As for space heating, Boiler control systems that also monitor outside temperature have been around for a while, without needing to link into a network, so I am unclear as to what you see as giving better control there. The one thing with space (or water) heating that could be beneficial if connected online would be the ability to change a setting remotely, for example if someone was away from home with an uncertain date of return, the system could be left simply in frost protect mode then triggered remotely when the return time becomes known. However, I’m not sure I’d bother unless that was a frequent occurrence, as it really isn’t much of a problem if on the odd occasion the house wasn’t already warm upon arrival home.
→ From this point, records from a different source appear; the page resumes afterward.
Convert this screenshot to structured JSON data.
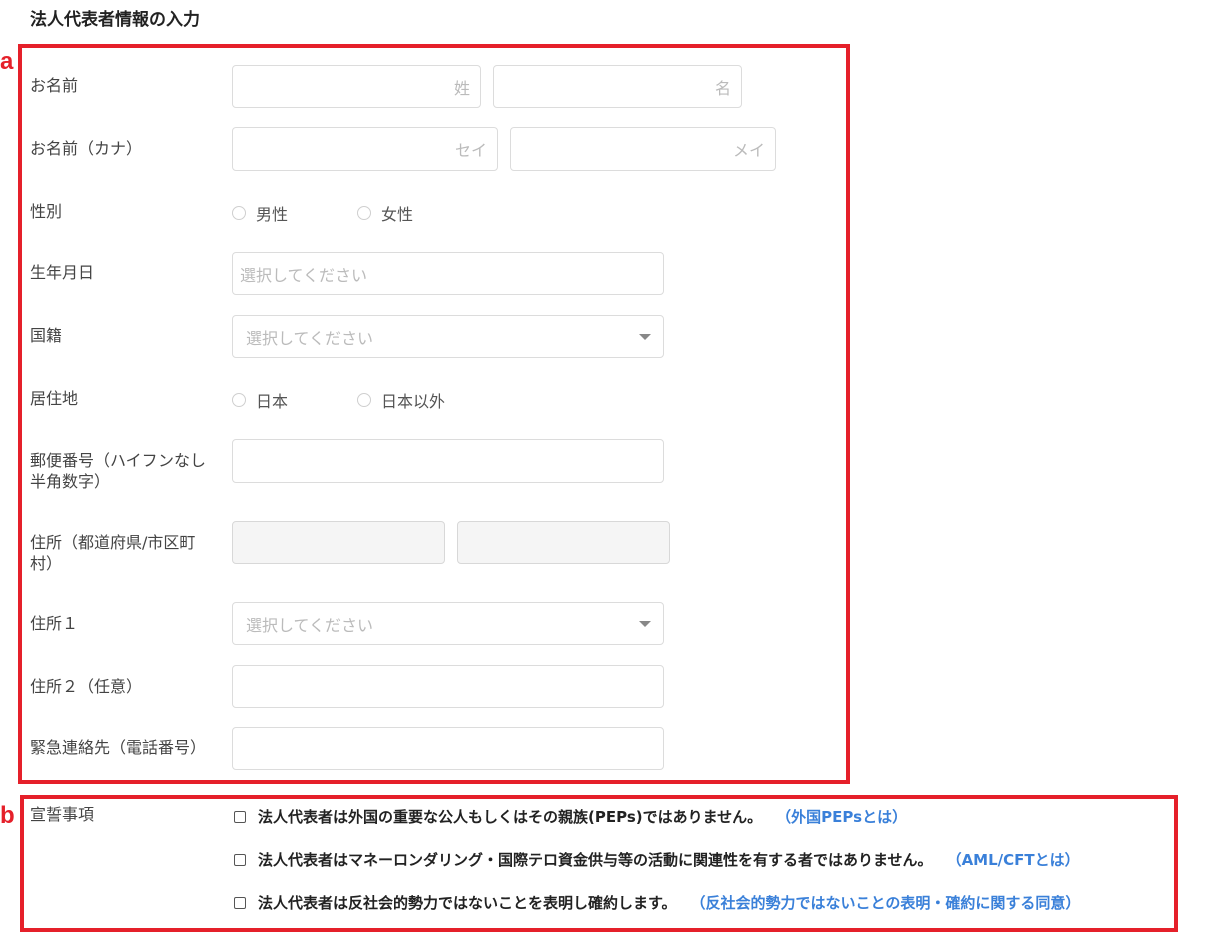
{
  "page_title": "法人代表者情報の入力",
  "markers": {
    "a": "a",
    "b": "b"
  },
  "colors": {
    "frame": "#e5202a",
    "link": "#3a80d9"
  },
  "form": {
    "name": {
      "label": "お名前",
      "last_placeholder": "姓",
      "first_placeholder": "名"
    },
    "name_kana": {
      "label": "お名前（カナ）",
      "last_placeholder": "セイ",
      "first_placeholder": "メイ"
    },
    "gender": {
      "label": "性別",
      "options": [
        "男性",
        "女性"
      ]
    },
    "birthdate": {
      "label": "生年月日",
      "placeholder": "選択してください"
    },
    "nationality": {
      "label": "国籍",
      "placeholder": "選択してください"
    },
    "residence": {
      "label": "居住地",
      "options": [
        "日本",
        "日本以外"
      ]
    },
    "postal_code": {
      "label_line1": "郵便番号（ハイフンなし",
      "label_line2": "半角数字）"
    },
    "address_pref_city": {
      "label_line1": "住所（都道府県/市区町",
      "label_line2": "村）"
    },
    "address1": {
      "label": "住所１",
      "placeholder": "選択してください"
    },
    "address2": {
      "label": "住所２（任意）"
    },
    "emergency_phone": {
      "label": "緊急連絡先（電話番号）"
    }
  },
  "declarations": {
    "label": "宣誓事項",
    "items": [
      {
        "text": "法人代表者は外国の重要な公人もしくはその親族(PEPs)ではありません。",
        "link": "（外国PEPsとは）"
      },
      {
        "text": "法人代表者はマネーロンダリング・国際テロ資金供与等の活動に関連性を有する者ではありません。",
        "link": "（AML/CFTとは）"
      },
      {
        "text": "法人代表者は反社会的勢力ではないことを表明し確約します。",
        "link": "（反社会的勢力ではないことの表明・確約に関する同意）"
      }
    ]
  }
}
However, I can see that for hifi, a luxury use of power that arguably should only be played with free electricity, the generating company could trigger your system to start playing at 3 AM!
Just my 2c. I feel there is a lot of momentum towards making everything wifi enabled without proper use case and it is a ploy for manufacturers to create profit. We have a fair number of wifi enabled devices and I do really enjoy the ability to have air con turned on during a hot day before I arrive at home, based on my geo location relative to the house.
With freezer or fridge, I see the benefit of getting alert when there’s a failure. That’s about it. We have all come to expect this kind of appliances to be reliable, efficient and keeps the content within safe limits for a period of time without intervention. In the event of power failure, everything stops including wifi and you won’t want any essential services attached or dependent on it. I think I get enough alerts in a day without this one. For a medical or commercial food storage unit that’s a different story. Law requires that a log is kept along with any exceptions. Centrally managing these logs is a good idea.
I still do not trust wifi enabled exterior door locks, that could be unlocked remotely by hacker. Garage door is about as far as I would go given they tend to open in the event there is an obstruction / jam for whatever reason, crosstalk between remote controls, etc. It alerts me when the door is being closed or opened and I can check on it remotely anywhere. For fridge and freezer, not so much.
For any appliances, I usually look at long term review and negative feedback to see what problems people might encounter. I care little for magazine review looking at latest and greatest features except to learn about new trends and capabilities, then make up my mind whether I need them.
Shows you when your freezer/dishwasher has rebooted or the screen has frozen!
When was the last time this happened?